Heinrich B0LL Stiftung Foundation: Publication (Aditi Kapoor): What are India’s climate change adaptation policies and what do they mean for its people – women and men? The public discussion on climate change in India tends to focus more on mitigation initiatives. Adaptation is far less in the public eye despite the emerging scientific research on adaptation and the imperative for all State governments to formulate adaptation focused State Action Plan(s) on Climate Change (SAPCC). There is growing evidence that climate vagaries are affecting life and work of our people, especially the 72% of women and men living in rural India. Within the United Nations Framework Convention on Climate Change (UNFCCC) too, mitigation continues to be the primary focus.
While mitigation is important – India is the world’s fifth largest emitter of greenhouse gasses (Box 1.1) – adaptation is equally central to the climate change debate. The Stern Review notes that ‘adaptation policy is crucial for dealing with the unavoidable impacts of climate, but it has been under-emphasised in many countries. Adaptation is the only response available for the impacts that will occur over the next several decades before mitigation measures can have an effect.’1 Without a considered focus on adaptation, India can neither achieve its National Development Goals and the Millennium Development Goals (Table 1.1); nor its environmental challenges (Table 1.2).
India’s carbon footprint
- India is the world’s 5th largest GHG emitter and the 6th largest carbon emitter
- India’s contribution to total global GHG emissions is, however, only 4 percent; carbon emissions are just 3% of global carbon emissions in India’s per capita emission at 1.67 tonnes/year is 23% of the total global average
- India’s per capita emissions are 70% below the world average.
India is one of the world’s most disaster-prone countries (IFRC 2005; Parasuraman et al (eds) 2000) and highly vulnerable to climate change impacts (IPCC 2007). Extreme weather events that cause widespread damage and disruption include droughts, floods, cyclones/storms, coastal flooding, landslides and extreme temperatures like heat waves and cold waves which claim people’s lives.

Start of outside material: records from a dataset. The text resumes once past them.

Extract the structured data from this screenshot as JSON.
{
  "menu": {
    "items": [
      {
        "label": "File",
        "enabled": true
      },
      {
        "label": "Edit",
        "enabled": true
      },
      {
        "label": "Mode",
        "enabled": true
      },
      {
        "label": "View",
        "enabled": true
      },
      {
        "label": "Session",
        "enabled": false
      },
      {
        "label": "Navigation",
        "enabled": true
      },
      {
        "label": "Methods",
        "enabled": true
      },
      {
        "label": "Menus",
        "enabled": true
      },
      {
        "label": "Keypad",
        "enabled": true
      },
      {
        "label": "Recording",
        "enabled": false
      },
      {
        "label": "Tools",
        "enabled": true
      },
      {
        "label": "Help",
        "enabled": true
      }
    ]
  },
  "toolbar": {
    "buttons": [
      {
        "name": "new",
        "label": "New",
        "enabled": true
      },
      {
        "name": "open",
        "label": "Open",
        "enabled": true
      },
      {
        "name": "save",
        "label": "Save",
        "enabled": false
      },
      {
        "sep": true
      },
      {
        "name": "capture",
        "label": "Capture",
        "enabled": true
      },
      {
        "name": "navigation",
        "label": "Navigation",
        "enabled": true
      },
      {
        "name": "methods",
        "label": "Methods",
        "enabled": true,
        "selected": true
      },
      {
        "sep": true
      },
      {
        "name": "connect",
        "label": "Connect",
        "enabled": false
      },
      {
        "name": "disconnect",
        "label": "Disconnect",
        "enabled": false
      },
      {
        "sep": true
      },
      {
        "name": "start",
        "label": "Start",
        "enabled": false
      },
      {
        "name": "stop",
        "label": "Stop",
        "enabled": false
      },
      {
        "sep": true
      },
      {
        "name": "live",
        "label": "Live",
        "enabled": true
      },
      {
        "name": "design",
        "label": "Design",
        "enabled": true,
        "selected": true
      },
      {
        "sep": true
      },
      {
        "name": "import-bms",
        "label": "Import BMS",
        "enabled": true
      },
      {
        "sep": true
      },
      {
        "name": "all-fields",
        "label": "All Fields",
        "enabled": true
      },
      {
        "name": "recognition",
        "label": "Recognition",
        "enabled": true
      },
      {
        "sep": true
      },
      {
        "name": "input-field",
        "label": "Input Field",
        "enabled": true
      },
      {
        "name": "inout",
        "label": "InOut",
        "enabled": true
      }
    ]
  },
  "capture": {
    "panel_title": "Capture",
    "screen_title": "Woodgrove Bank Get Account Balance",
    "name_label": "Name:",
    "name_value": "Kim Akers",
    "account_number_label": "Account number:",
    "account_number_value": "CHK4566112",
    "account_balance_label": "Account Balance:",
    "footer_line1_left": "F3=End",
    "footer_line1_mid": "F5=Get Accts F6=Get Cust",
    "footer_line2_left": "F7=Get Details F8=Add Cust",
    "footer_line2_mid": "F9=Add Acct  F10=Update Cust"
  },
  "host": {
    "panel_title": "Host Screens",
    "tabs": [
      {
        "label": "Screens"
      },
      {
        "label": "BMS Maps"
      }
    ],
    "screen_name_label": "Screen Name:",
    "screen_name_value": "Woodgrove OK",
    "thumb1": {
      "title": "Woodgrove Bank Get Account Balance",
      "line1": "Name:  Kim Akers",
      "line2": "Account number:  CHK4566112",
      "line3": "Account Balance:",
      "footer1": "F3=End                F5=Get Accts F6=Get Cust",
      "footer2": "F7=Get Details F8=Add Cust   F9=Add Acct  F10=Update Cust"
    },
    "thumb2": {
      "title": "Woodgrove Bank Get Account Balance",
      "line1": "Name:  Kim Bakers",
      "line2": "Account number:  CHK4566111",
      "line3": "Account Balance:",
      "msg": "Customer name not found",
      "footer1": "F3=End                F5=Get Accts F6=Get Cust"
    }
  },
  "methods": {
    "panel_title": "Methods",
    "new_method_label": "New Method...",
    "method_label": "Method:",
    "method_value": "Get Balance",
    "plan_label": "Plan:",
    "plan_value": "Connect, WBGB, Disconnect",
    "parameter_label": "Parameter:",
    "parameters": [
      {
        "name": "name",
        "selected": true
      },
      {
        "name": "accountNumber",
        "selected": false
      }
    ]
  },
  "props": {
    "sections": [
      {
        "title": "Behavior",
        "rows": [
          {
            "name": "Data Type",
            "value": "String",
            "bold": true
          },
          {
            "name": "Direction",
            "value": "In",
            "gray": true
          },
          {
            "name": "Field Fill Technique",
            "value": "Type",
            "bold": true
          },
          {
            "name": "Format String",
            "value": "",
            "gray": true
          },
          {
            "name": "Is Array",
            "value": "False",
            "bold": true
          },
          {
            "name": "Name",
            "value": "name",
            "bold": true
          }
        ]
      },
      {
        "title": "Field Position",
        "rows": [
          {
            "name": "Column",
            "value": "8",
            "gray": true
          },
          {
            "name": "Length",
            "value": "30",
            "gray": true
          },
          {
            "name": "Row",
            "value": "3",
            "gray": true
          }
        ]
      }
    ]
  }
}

Three-quarters of India’s 7500-odd km long coastline is prone to cyclones, over two-thirds (68%) of India’s cultivable area to drought and at least 12% to floods and river erosion (11th Plan, 2008; National Policy on Disaster Management, 2009). Over three-quarters (27) of India’s 35 States and Union Territories are disaster-prone.
Climate change is expected to increase the frequency and intensity of current extreme weather events, lead to greater monsoon and temperature variability, affect agricultural production and see the emergence of a new disaster – the sea level rise (IPCC 2007) – in the Indian sub-continent. Indian climatologists have confirmed these trends, with the National Action Plan on Climate Change (NAPCC) 2008 document noting periods of more frequent droughts over the last few decades, though also less severe ones at times.
Started in year 2010, ‘Climate Himalaya’ initiative has been working on the mountain and climate related issues in the Himalayan region of South Asia. In the last two years this knowledge sharing portal has become one of the important references for the governments, research institutions, civil society groups and international agencies, those have work and interest in Himalayas. The Climate Himalaya team innovates on knowledge sharing, capacity building and climatic adaptation aspects in its focus countries like Bhutan, India, Nepal and Pakistan. Climate Himalaya’s thematic areas of work are mountain ecosystem, water, forest and livelihood. Read>>